Reading to Children
Just as a child learns from real experiences, he can also learn from vicarious ones-and far more safely. Through books he can experience revelations that might not come to him until much later in the normal course of events: revelations of fear, of failure, of love, of understanding. What's more, reading provides a sort of mental rehearsal for the time when he encounters these experiences firsthand.
Here are some practical suggestions for sharing books with children:
- Try to set aside some time each day for storytelling.
- Recommended reading levels are only a rough guide. Parents need to develop a feel for what will work with their own children. Since there are so many good books available there's no reason to try to force a particular book on a child. This is doubly true for classics. They can be introduced too early or in the wrong way, spoiling a child's taste for them later on. Beverly Cleary, author of the Ramona series, relates, "When I was a child, a relative gave me Ivanhoe to grow into. I was so disappointed that I still have not grown into it."
- Keep in mind that children can understand and enjoy listening to stories that are above their actual reading level.
- For very small children the main thing is to hear stories that are rhythmic and repetitive. It's the sound of the language that counts most at this stage.
- Be aware that myths, fairy tales, and folktales come in many versions-versions that range from the sublime to the abysmal. For example, you wouldn't think that "Rumpelstiltskin" could be rolled out flat as a pancake, but it has been done. Another factor in choosing a version of a book is the quality of the illustrations. While illustrations are not all important, they do make a difference; look fo editions with illustrations that do justice to the text rather than trivialize it.
- When reading aloud choose stories that you, yourself, like. Reading should be enjoyable for everyone involved.
- Practice when possible. Good stories deserve a good reading. Read the story yourself before reading it to your children. That way you'll have a better idea of it's plot and rhythm and bumpy spots.
- Be expressive. Learn when to slow down, when to speed up, when to pause. Create suspense by lowering your voice, create a dramatic effect by raising it. You might try changing your voice to fit each character. Don't be concerned that you lack the vocalization skills of a professional actor; children constitute a forgiving and enthusiastic audience.

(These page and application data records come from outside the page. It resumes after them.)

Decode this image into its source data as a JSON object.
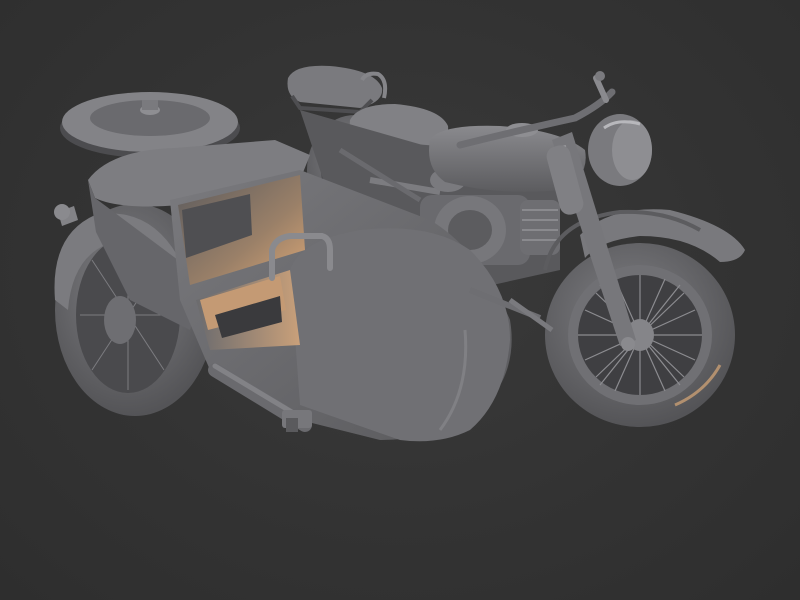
{
  "scene": {
    "subject": "motorcycle-with-sidecar-clay-render",
    "colors": {
      "background": "#333333",
      "body": "#6b6b6e",
      "body_light": "#8a8a8e",
      "body_dark": "#4a4a4d",
      "rim_light": "#e8b98a",
      "tire": "#5e5e61"
    }
  }
}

- It is important to set the right mood when reading aloud. Allow time for your children to settle down. If you're reading from a picture book you might spend some time talking about the book's cover. Ask your children what they think the story will be about. If it's a chapter in a novel, you might want to follow Jim Trelease's advice and ask, "Let's see-where did we leave off yesterday?" or 'What's happened so far?"
- Don't be tempted to explain the "moral" of the story. Let the book speak for itself. Family reading time should not be confused with a class in interpretation. On the other hand, it's fine if a story leads to conversation. Occasionally it might be appropriate to ask a question or two about a character's actions or motivations. But don't overdo it. It's better if questions come spontaneously from your child.
- Read-aloud time shoud be balanced with silent reading time. Even prereaders should have time alone with picture books. Try instituting a practice of silent reading time for the whole family. Instead of gathering around the television at night make the bookcase the focus of attention.
Copyright © 1994 by William Kilpatrick, Gregory Wolfe, and Suzanne M. Wolfe.